About the Author
Dania Jekel, MSW is co-founder and former executive director of AANE. She was one of the first people to develop programs to train professionals about the needs and strengths of people on the autism spectrum, especially adults, women, and those who receive a diagnosis later in life. She also served on the Massachusetts Autism Commission.
There are many words and phrases connected with autism that we hear a lot — like anxiety, executive functioning, bullying, passions, social communication, and sensory sensitivities. But I think there is one word that underpins many areas, but is often ignored. That word is frustration.
The definition of frustration is “the feeling of being upset or annoyed, especially because of inability to change or achieve something.” Over the past 25 years, I have seen this emotion become a common thread when Autistic individuals feel they are unable to change a circumstance or achieve a goal (whether that is actually true or not.) The root causes are many and vary depending on a person’s traits and lived experience, but here are some of the main reasons why I often see frustration accumulate:
- Delayed, inaccurate, or unacknowledged diagnosis. This can often be the first frustration that is the core of all of the other frustrations. Before a person’s neurological differences are recognized or understood, many things just don’t make sense. Why are certain tasks harder? Why are things confusing? Why do things seem easier for others? Even after a diagnosis is realized, frustration can continue if people you come in contact with dismiss or minimize it.
- Not feeling understood. Whether communication challenges make it hard for the person to convey their thoughts the way they want, or they are trying to interact with those who lack the ability to relate to different neurologies, the absence of understanding can cause deep frustration.
- Unsuccessful attempts at social connection. Frustration is common when repeated efforts to form friendships or find a partner do not result in the kind of social life a person desires.
- Cognitive rigidity. An Autistic individual may unrealistically expect perfection in themselves, others, or daily events. When it is difficult to be flexible, frustration is inevitable.
- Repetitive thoughts. Dwelling on worries or reliving painful moments can overwhelm the mind, and a person may feel frustrated they can’t seem to let things go.
- Perceived unrealized potential. Whether it is not meeting one’s own expectations or the expectations of family, friends, or society, or comparing one’s self to peers, feeling stuck can cause deep feelings of frustration.
All of this can have the unfortunate result of mental, emotional, and physical exhaustion for a person on the spectrum. Continual frustration can lead to displaced anger, hopelessness, wanting to give up, and a sense of despair. The person’s behavior may appear irrational to others who only see the outward reactions. If frustration is overwhelming for you, I would like to make some suggestions that may help you reduce its presence:

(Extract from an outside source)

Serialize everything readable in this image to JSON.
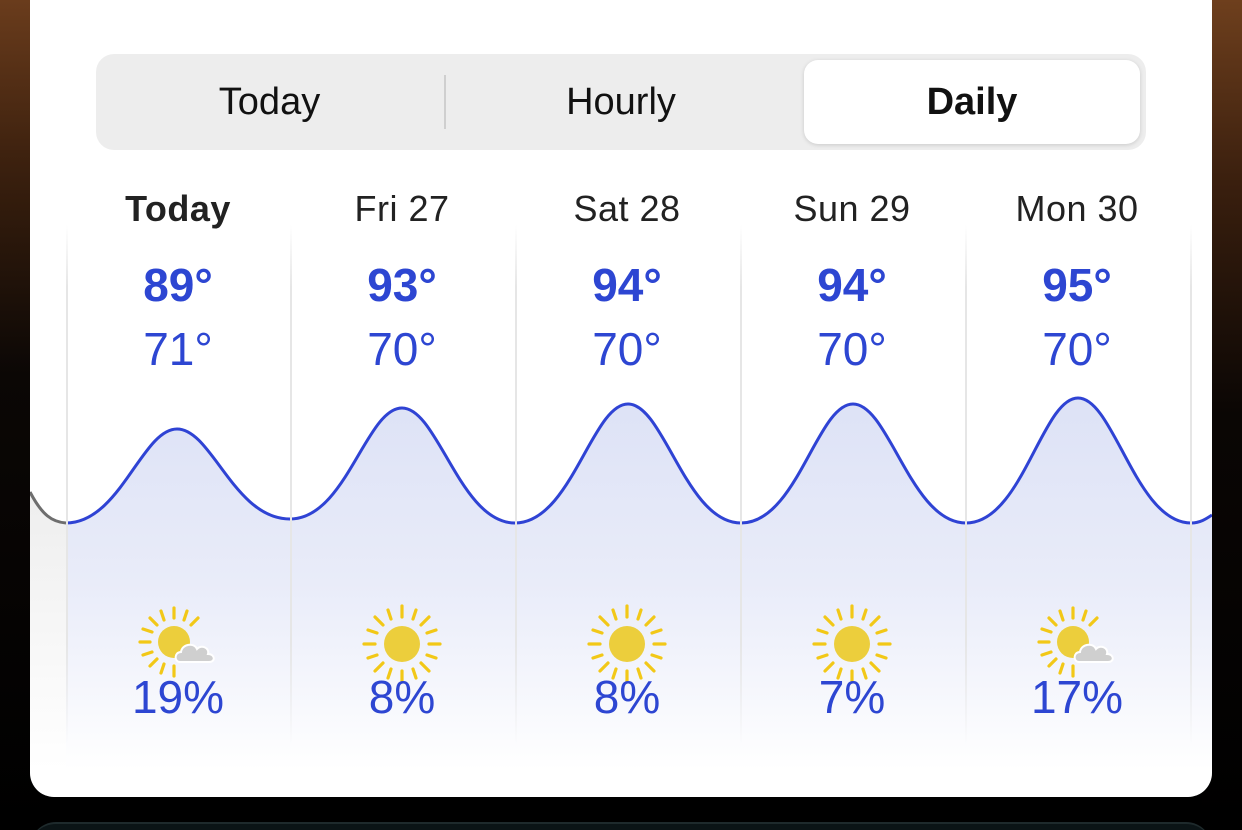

- Recognize how frustration is impacting your life. Is it keeping you locked in habits that don’t work and stopping you from trying new strategies? Are you making assumptions about yourself or others that may not be accurate? Take stock of the barriers frustration may be creating in your life.
- Prevent frustration in the first place if possible. We can’t avoid all frustration, but maybe we can identify patterns and come up with different approaches to address the things that routinely cause frustration. Perhaps it is possible to get outside support to help minimize the frustrations that feel overwhelming.
- It’s ok to pause. Stopping in the middle of a task or project is not a failure. Know it’s okay to stop and return later, especially if a break can help you recharge and gain perspective.
- Prioritize mental health, and learn when you need a break. When you feel the first moments of frustration seeping in, find ways to divert your attention to release it. Put stuff on your phone that relaxes you or spend a few minutes refocusing with an activity you enjoy. This is not avoidance; it is a reset that can give you space and allow you to return with a clearer mind. Build in time to unwind when you know you will face frustration so you won’t approach the next situation already in a frustrated state.
- Disclose your autism as needed. It is absolutely your choice how and with whom you share your autism. Sometimes requesting an accommodation or asking for a change is easily granted and all that is needed to diffuse a frustrating situation.
- Outside perspectives or new strategies can help. If you find yourself in a frustration cycle and nothing seems to be working, a trusted coach, therapist, or friend may be able to help you view the problem with fresh eyes and discover new strategies to try. They could also help if you have difficulty letting go of painful memories. There may not be a quick fix, but isolating the frustration points and coming up with a new plan may help.
- Remind yourself of your strengths and successes. Sometimes a good antidote for frustration is doing something you enjoy and which comes easily. It could be doing a jigsaw puzzle, playing a video game you have mastered, or spending time on a favorite hobby.
Above all, take off the pressure. You do not have to be defined by your work, your social status, your level of ease in communicating, or any other metric. You get to define what a fulfilling life means and what will make you happy. Shifting your focus from the things that cause frustration to the elements of your life that bring you joy will help keep things in perspective.
Subscribe for AANE weekly emails, monthly news, updates, and more!